▶ Provided records:
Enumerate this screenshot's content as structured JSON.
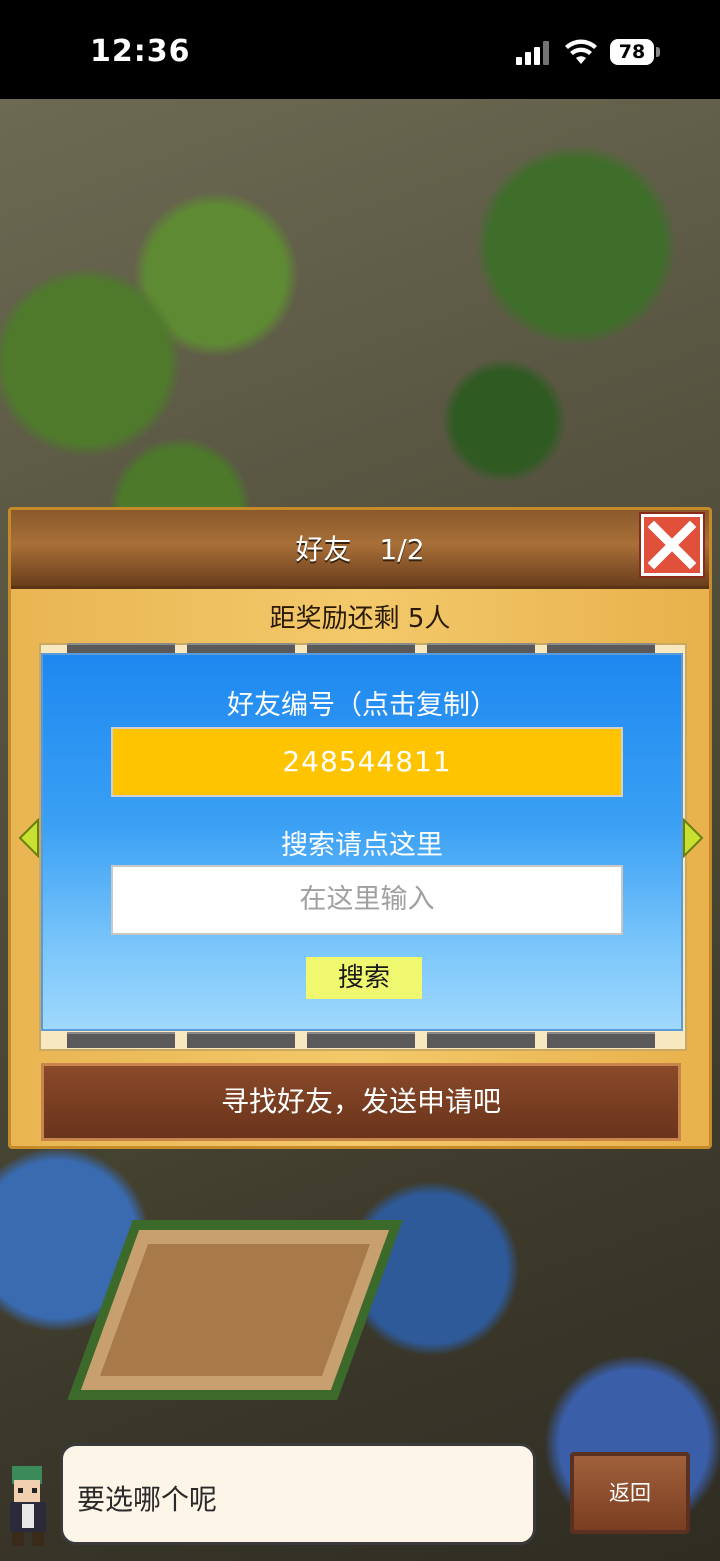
{
  "status_bar": {
    "time": "12:36",
    "battery": "78"
  },
  "dialog": {
    "title": "好友　1/2",
    "reward_text": "距奖励还剩 5人",
    "friend_id_label": "好友编号（点击复制）",
    "friend_id_value": "248544811",
    "search_label": "搜索请点这里",
    "search_placeholder": "在这里输入",
    "search_button": "搜索",
    "find_friends_button": "寻找好友，发送申请吧"
  },
  "bottom": {
    "speech_text": "要选哪个呢",
    "back_button": "返回"
  },
  "colors": {
    "id_box": "#ffc400",
    "panel_blue": "#1e88f0",
    "search_button": "#f0f870",
    "close_button": "#e0503a"
  }
}
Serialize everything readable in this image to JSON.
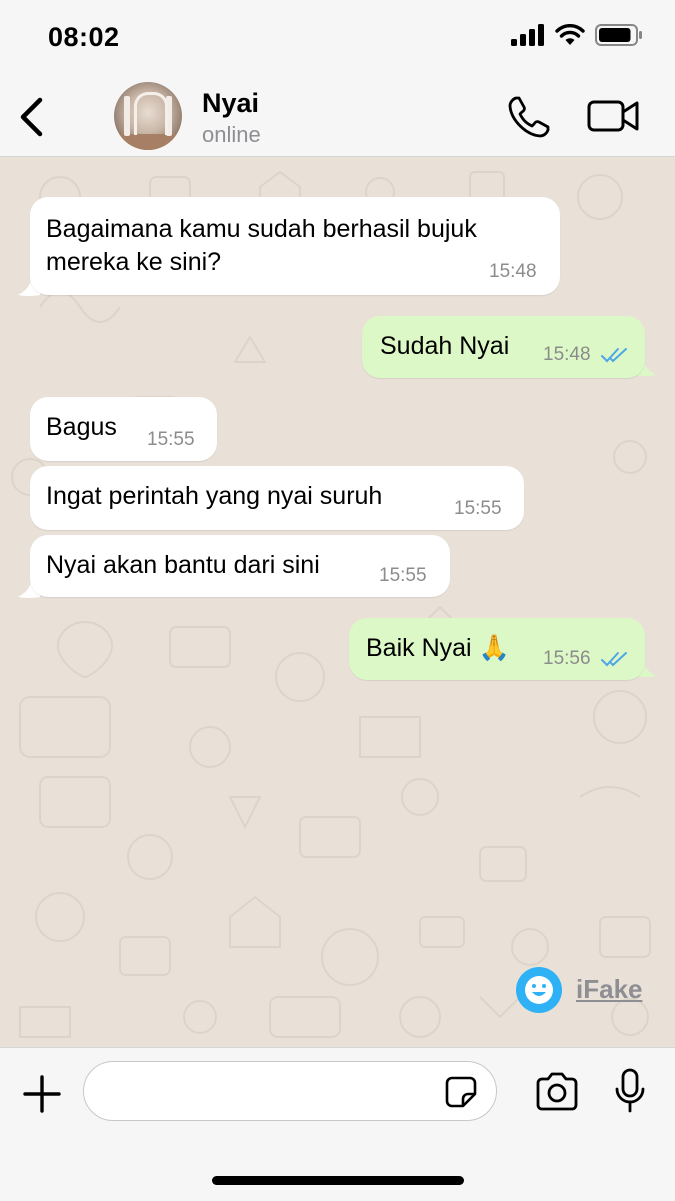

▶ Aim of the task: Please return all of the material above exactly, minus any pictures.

▶ Task output:
Enumerate this screenshot's content as structured JSON.
{
  "status_bar": {
    "time": "12:36",
    "battery": "78"
  },
  "dialog": {
    "title": "好友　1/2",
    "reward_text": "距奖励还剩 5人",
    "friend_id_label": "好友编号（点击复制）",
    "friend_id_value": "248544811",
    "search_label": "搜索请点这里",
    "search_placeholder": "在这里输入",
    "search_button": "搜索",
    "find_friends_button": "寻找好友，发送申请吧"
  },
  "bottom": {
    "speech_text": "要选哪个呢",
    "back_button": "返回"
  },
  "colors": {
    "id_box": "#ffc400",
    "panel_blue": "#1e88f0",
    "search_button": "#f0f870",
    "close_button": "#e0503a"
  }
}
Serialize everything readable in this image to JSON.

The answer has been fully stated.